A few days ago I did my best of 2013 list for the books I had read in the second half of the year. In a departure from previous such lists I divided the books and the comics into separate posts so that I didn’t have one massive post up. Massive posts are a bit tough to handle, especially when you are promoting them on social media. And with the split posts, the directions are different and there’s no unnecessary crossover.
So, with the books already having been covered, I now delve into my favourite graphic novels of the year. A post with the best single issues will follow on later.
You can check out my top-of-the-month lists on my Reading Awards page and this list is both an extension, and a continuation of what goes on there.
Let’s see what makes the cut and which comes close then!
If you’ve been reading your Marvel comics this year then you know that this was Marvel’s biggest year in quite a while, what with all the different events and major crossovers going on. I touched on this last night in my review of Jonathan Hickman’s 6-issue Infinity event. The next big phase for the Marvel universe involves the Inhumanity event, which is jumping off the events that happened in Infinity with the Terrigen bomb exploding at the moment that the Inhumans’ city Attilan was destroyed. The fallout of the bomb has spread all over the world, awakening powers and mutations in people everywhere. And that’s what the next big event is going to be about, all these newly-minted super-powered people adjusting and adapting to their powers.

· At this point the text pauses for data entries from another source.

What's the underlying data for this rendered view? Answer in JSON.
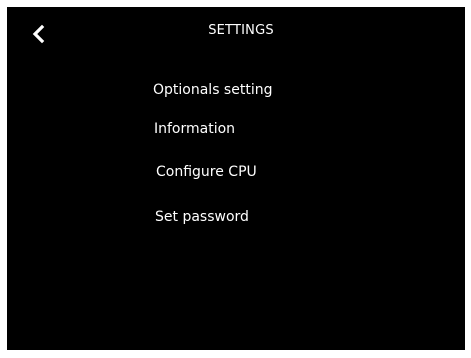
{
  "header": {
    "title": "SETTINGS",
    "back_icon": "chevron-left-icon"
  },
  "menu": {
    "items": [
      {
        "label": "Optionals setting"
      },
      {
        "label": "Information"
      },
      {
        "label": "Configure CPU"
      },
      {
        "label": "Set password"
      }
    ]
  },
  "colors": {
    "background": "#000000",
    "text": "#ffffff",
    "frame": "#ffffff"
  }
}
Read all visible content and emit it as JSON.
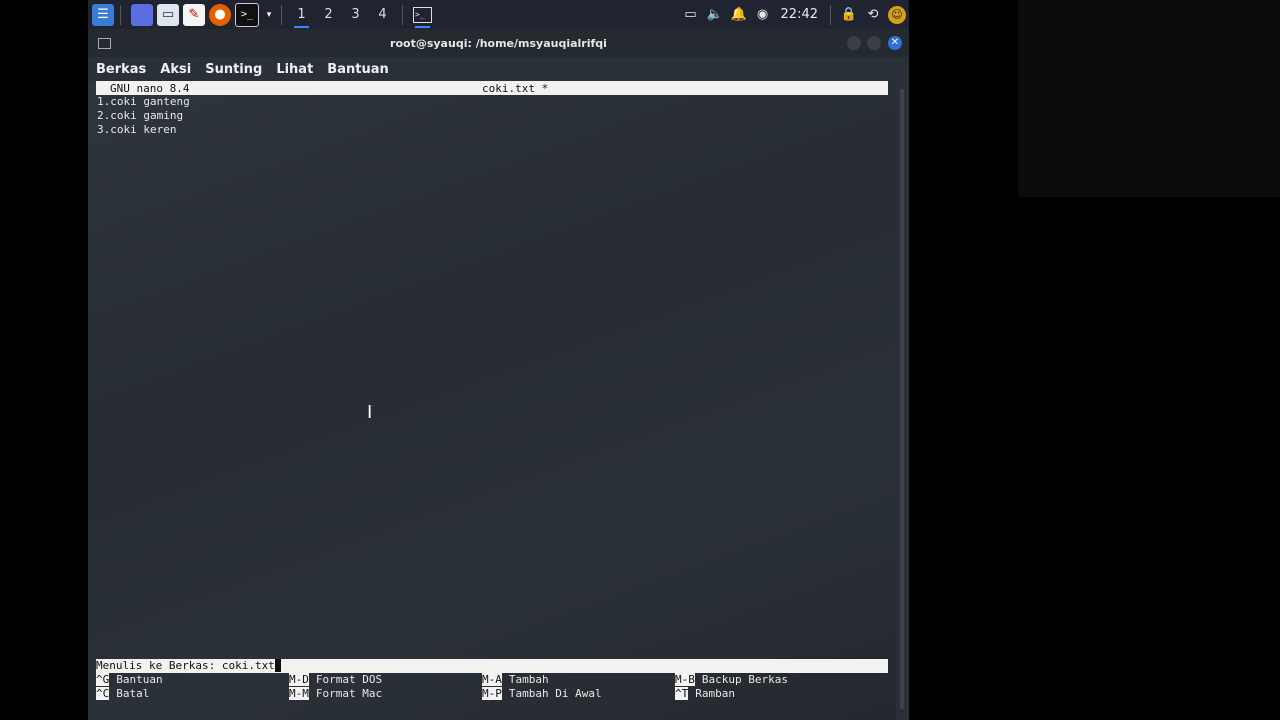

Last week Marvel released a one-shot called Inhumanity which is a big tease leading up to the main event itself. There are going to be a lot of such one-shots until the event kicks off and Matt Fraction and Olivier Coipel have been given charge of leading the brigade and getting the Marvel fanbase interested in what’s happening next. Since this event is a spin-off of Infinity, we see a fair bit of recap here, as well as some big truths are offered up about the Marvel universe, truths that have been kept a secret all this time. It was a fairly decent issue, definitely among Fraction and Coipel’s better issues, and I have to say that I’m very curious about it all.
Yesterday evening, I read an article on the geek news site The Mary Sue, which touched on an interview that ToonZone had with James Tucker recently (link to article). In this interview, he was asked by Warner Bros. CEO Kevin Tsujihara’s recent comments that the studio really needs to get on with making a Wonder Woman movie because it is too big a thing to miss out on, essentially. Tucker is a supervising producer of the studio’s DC Animated division and as such, what he says should carry some weight in the discussion that has surrounded this topic of late: Wonder Woman getting her own live action movie, or at least the failed television show being given the go ahead.
I’ve been quite frustrated with all the non-news about the topic, particularly since DC and WB seem to be dragging their heels on the subject. What little comments that have filtered down to the masses, other than Tsujihara’s somewhat positive take, have all been about gender inequality and this notion that Wonder Woman can only work if she has THE perfect script going for her because she is, in a nutshell, too difficult a character to bring to the mainstream cinema audiences. Tucker’s comments fueled that fire further with his own brand of such silliness.
So, in a fit of frustration, I took to Twitter to talk about it and had a very interesting discussion with a few people about what is happening. This post is an offshoot of that entire discussion.